Records for the exercise:
'''

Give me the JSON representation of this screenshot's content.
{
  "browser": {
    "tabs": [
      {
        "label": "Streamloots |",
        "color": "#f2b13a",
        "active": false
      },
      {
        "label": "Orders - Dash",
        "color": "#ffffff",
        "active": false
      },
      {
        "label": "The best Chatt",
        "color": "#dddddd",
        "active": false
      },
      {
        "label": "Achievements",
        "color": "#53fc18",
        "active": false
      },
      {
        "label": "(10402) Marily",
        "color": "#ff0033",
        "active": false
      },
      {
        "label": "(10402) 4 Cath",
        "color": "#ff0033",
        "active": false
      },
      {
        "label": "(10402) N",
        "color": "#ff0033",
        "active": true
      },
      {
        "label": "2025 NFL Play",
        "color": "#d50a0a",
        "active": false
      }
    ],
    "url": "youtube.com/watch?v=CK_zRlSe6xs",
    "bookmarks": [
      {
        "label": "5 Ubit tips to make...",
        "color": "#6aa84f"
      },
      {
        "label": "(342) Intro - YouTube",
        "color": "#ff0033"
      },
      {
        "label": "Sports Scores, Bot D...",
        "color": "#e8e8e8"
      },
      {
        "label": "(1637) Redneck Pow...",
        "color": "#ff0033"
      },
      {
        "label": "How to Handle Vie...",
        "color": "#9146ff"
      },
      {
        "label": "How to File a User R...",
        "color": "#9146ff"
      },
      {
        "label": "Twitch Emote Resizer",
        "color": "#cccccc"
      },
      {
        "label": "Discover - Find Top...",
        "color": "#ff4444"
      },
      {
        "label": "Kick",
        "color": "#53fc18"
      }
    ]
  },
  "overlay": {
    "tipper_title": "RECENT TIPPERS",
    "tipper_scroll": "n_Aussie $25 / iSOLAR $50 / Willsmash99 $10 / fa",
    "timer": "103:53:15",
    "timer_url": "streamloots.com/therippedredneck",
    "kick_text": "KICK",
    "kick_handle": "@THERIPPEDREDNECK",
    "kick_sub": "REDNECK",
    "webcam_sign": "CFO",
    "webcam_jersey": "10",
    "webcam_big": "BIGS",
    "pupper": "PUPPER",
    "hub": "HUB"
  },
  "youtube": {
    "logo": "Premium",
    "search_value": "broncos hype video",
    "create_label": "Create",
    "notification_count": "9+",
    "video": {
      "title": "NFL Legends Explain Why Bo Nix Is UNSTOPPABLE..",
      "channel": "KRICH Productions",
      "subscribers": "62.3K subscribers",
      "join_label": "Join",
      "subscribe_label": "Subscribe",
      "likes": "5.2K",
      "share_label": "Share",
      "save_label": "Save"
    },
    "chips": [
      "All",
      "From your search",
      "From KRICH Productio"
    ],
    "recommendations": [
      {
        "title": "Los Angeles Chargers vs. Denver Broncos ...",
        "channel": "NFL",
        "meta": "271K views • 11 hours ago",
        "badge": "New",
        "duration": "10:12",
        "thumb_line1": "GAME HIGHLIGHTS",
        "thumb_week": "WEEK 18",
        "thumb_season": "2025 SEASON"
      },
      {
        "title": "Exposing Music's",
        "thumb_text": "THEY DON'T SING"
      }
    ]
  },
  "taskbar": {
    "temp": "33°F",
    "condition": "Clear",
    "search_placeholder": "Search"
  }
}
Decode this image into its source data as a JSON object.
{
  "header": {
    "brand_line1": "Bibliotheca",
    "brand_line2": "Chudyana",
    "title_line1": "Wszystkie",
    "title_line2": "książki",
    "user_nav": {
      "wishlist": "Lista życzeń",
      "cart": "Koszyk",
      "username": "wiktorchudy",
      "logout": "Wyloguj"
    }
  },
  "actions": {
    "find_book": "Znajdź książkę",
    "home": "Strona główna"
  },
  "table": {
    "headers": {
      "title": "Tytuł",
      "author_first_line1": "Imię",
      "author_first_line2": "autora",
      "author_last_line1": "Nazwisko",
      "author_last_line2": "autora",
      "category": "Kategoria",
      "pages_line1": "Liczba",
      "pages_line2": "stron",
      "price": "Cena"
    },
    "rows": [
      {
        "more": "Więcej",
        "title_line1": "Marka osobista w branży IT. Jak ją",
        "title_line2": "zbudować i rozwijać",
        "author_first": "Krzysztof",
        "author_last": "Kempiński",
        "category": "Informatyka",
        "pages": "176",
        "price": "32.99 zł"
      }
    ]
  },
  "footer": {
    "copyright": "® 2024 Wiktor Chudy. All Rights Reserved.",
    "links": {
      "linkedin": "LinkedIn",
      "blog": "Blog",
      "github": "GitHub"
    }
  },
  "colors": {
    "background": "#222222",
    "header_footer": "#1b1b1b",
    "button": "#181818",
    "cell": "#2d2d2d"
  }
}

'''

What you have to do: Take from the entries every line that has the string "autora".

Finished exercise:
      "author_first_line2": "autora",
      "author_last_line2": "autora",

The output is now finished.